• _Task prompt_
Read the listing below and copy out every line that holds "JSON".

• _Data for this exercise_

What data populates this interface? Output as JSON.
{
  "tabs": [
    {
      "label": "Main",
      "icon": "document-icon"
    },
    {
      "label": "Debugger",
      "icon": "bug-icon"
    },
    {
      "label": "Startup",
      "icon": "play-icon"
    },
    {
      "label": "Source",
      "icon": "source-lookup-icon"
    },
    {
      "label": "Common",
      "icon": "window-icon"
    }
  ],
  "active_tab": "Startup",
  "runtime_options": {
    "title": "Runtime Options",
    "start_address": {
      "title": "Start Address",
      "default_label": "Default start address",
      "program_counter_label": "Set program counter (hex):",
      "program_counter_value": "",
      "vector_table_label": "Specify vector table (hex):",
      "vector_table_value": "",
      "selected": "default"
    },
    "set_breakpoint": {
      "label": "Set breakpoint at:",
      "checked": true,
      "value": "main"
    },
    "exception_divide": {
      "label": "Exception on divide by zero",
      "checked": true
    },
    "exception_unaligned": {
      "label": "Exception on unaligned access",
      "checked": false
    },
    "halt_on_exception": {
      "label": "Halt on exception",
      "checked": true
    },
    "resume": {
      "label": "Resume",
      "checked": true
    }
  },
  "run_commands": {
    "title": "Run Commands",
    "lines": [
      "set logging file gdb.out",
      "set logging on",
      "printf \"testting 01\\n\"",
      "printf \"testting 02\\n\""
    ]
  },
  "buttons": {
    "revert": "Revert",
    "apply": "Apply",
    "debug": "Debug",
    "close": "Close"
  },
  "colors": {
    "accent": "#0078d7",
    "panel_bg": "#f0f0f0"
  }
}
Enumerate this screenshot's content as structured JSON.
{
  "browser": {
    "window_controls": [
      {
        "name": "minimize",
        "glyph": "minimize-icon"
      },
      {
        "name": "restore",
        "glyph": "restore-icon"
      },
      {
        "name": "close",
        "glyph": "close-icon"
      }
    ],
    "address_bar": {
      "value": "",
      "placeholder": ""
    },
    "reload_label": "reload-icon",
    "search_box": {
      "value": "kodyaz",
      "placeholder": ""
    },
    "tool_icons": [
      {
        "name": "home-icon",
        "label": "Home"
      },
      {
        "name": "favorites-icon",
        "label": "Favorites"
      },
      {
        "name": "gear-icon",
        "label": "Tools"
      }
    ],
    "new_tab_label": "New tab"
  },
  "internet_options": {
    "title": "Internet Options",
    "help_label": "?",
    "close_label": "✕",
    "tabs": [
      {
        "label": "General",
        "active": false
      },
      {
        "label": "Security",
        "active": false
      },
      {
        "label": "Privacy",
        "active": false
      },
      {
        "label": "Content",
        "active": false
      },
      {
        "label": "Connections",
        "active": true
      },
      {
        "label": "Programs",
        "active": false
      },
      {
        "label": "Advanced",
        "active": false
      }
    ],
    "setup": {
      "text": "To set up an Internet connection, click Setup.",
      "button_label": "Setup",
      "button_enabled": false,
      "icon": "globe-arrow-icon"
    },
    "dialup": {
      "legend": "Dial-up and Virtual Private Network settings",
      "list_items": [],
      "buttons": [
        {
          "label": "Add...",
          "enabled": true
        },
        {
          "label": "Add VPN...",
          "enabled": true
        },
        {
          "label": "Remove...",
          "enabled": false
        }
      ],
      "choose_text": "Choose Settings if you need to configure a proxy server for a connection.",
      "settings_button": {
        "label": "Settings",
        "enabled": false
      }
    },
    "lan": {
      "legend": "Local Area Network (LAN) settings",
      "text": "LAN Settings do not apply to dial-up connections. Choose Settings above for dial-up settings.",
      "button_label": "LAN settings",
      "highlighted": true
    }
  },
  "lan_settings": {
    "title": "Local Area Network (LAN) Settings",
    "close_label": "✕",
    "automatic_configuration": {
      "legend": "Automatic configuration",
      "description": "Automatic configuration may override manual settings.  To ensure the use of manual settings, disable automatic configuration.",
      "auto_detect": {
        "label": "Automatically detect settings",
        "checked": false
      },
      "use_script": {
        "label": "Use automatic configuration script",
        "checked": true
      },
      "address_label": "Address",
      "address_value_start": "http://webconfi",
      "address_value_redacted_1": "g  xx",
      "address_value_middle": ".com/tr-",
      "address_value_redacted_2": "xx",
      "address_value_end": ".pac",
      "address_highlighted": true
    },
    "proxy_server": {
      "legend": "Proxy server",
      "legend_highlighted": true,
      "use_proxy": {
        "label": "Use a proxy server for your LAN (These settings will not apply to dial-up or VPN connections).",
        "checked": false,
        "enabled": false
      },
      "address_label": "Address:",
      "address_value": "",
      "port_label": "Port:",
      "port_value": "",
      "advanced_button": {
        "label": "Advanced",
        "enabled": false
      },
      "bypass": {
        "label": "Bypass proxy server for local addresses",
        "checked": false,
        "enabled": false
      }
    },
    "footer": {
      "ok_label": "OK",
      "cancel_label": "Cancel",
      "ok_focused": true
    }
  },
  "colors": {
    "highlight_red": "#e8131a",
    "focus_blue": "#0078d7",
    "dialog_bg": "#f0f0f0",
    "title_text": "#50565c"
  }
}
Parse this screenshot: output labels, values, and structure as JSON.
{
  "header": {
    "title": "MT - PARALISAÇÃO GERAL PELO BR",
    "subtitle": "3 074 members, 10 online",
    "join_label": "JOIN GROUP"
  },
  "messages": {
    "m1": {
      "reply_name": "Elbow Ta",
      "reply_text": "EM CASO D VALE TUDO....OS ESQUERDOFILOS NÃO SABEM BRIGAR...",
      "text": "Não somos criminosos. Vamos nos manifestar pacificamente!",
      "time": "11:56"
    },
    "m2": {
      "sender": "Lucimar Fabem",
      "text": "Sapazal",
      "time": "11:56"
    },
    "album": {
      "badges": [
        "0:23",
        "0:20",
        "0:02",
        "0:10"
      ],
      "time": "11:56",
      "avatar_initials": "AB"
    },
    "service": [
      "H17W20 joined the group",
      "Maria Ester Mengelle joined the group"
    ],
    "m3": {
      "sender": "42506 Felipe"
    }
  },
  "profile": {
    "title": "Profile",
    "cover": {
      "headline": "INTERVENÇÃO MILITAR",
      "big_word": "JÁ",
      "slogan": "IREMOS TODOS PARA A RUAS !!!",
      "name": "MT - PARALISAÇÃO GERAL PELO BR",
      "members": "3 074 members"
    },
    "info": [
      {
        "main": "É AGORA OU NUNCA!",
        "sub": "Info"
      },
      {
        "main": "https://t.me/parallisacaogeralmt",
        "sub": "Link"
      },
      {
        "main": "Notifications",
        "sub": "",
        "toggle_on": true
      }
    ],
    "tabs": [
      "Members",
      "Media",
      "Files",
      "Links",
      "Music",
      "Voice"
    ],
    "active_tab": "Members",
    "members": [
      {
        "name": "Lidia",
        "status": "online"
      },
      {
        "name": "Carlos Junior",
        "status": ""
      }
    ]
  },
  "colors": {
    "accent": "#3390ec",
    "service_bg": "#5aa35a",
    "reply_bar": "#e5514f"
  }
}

• _Solution for this task_
What data populates this interface? Output as JSON.
Enumerate this screenshot's content as structured JSON.
Parse this screenshot: output labels, values, and structure as JSON.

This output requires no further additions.